The developers of The Simpsons: Hit & Run finally sat down to discuss why the cult classic open-world game never got a sequel, and honestly, it sounds like they're just as confused as fans.
Programmers Cary Brisebois and Greg Mayer, producer Steve Bocska, designer Darren Evenson, executive producer John Melchior and designer-writer Chris Mitchell dove into the details of what happened in a call with reporter Ben Hanson. A three-minute clip of the interview was posted November 20 on the MinnMax YouTube channel.
As it turns out, a follow-up game was in the works by Radical Entertainment, the developers revealed. But when asked about the rationale behind the decision to halt production on the sequel, Melchior said, "I don't know."

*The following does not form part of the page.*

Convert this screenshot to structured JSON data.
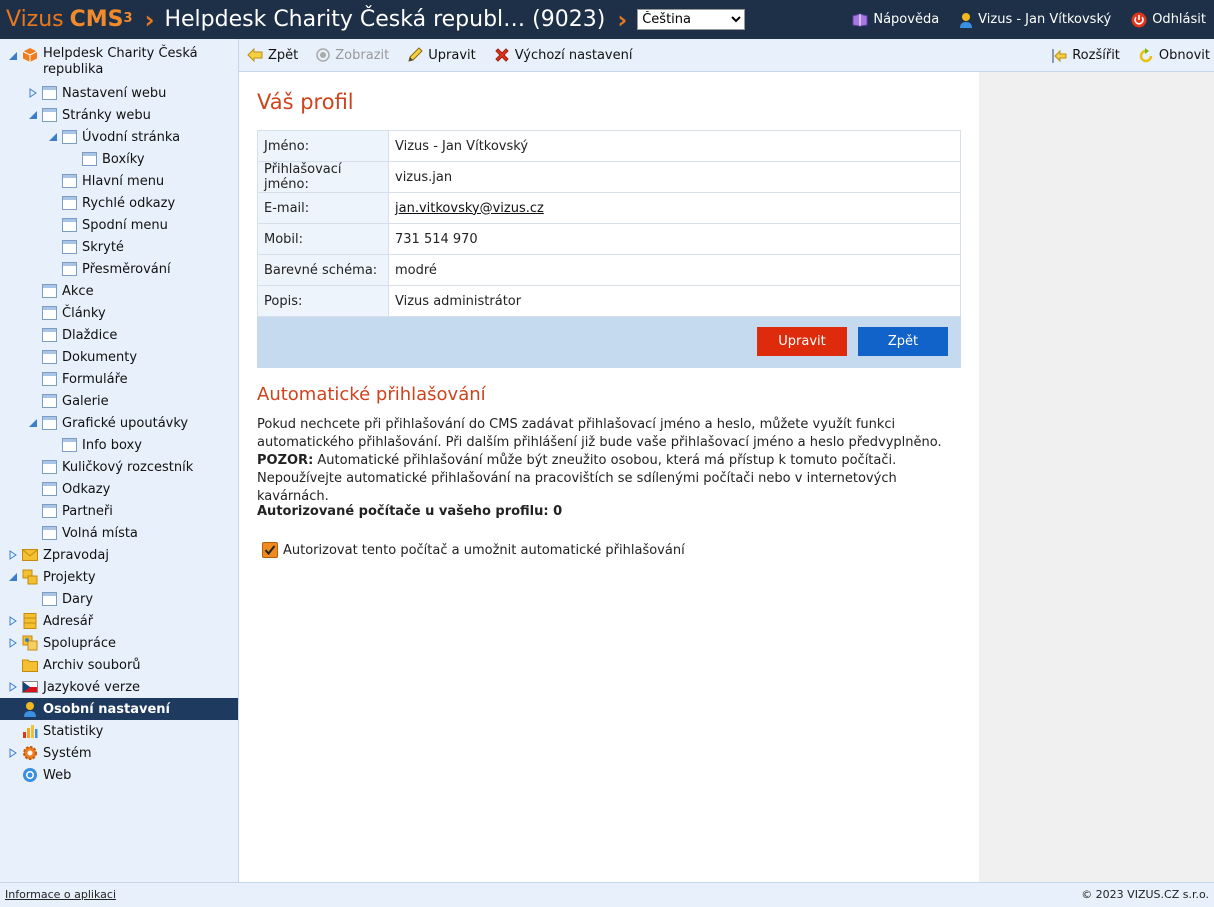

"It was a five game deal for less money than I think Vivendi paid for the first game," Melchior continued, detailing how his boss at the time was similarly befuddled by the game being tabled. "He was just like, 'I don't understand. I gave it to you on a silver platter, why aren't you just saying yes and doing these games?' It was just a really bizarre decision. I'll never understand it. Most people on the production level never understood it."
The original game — also developed by Radical Entertainment — was released by Vivendi Universal Games in 2003. As word of an alien conspiracy breaks out in Springfield, players can participate in a variety of quests to investigate the series of strange events that unfold. And as fans of The Simpsons: Hit & Run know well, one of the most iconic features is the game's Grand Theft Auto-inspired racing missions.
The plan for the sequel was to expand on players' driving capabilities by allowing them to tow objects from vehicles. Mayer even created a prototype for theRead more on ign.com